Input:

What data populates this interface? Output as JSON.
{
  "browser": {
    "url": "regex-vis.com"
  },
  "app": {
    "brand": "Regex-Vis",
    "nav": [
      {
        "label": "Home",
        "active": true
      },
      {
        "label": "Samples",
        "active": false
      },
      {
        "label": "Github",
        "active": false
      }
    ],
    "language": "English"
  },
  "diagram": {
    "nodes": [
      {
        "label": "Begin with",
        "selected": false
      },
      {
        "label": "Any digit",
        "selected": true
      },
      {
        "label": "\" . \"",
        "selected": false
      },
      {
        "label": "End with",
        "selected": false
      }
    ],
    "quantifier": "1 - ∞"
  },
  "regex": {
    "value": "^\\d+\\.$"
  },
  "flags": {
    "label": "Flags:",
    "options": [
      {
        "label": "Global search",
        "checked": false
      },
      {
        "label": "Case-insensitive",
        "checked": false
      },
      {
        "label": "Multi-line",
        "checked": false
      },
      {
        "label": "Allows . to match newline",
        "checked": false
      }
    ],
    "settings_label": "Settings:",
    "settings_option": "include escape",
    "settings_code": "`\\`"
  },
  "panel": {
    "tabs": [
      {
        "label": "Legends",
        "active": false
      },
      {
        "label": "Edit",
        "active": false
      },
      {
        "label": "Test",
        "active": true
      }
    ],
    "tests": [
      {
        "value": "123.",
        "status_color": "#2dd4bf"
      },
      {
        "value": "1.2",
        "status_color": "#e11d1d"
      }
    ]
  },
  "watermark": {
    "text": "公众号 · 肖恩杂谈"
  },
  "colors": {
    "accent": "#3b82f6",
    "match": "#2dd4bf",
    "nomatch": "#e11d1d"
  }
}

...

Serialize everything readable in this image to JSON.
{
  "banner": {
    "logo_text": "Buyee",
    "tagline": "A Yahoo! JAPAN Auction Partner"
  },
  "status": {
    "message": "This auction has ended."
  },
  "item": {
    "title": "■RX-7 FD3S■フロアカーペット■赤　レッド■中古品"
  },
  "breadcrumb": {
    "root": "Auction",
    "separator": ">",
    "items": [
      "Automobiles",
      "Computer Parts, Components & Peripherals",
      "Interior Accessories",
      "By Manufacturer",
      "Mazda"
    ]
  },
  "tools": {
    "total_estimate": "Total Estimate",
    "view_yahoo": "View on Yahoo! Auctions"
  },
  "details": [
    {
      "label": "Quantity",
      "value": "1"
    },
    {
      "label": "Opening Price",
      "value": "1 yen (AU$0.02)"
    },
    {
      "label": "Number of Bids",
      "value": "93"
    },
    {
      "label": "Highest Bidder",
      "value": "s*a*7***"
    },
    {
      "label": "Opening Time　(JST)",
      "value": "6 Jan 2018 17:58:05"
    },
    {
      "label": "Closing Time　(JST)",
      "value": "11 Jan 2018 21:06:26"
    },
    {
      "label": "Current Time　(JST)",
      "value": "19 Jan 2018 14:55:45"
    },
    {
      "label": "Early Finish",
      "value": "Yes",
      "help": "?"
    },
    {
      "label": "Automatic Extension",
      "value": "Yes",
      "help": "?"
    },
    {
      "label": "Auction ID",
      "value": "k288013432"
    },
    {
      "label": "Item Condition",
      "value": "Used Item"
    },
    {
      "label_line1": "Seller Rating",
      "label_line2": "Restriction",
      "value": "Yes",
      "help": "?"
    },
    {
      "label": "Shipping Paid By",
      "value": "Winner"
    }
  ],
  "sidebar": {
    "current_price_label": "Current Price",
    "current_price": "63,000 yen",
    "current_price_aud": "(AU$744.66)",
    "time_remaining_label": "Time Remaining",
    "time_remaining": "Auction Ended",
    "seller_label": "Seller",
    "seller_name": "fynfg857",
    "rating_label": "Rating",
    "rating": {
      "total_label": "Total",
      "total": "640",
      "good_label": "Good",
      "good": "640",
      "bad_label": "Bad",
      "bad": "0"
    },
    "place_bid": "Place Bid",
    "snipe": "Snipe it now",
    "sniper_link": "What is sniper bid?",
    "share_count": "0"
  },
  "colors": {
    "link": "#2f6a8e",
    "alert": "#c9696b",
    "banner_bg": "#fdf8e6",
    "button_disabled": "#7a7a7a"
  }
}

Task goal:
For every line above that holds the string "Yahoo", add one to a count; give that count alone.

Solution to the problem:
2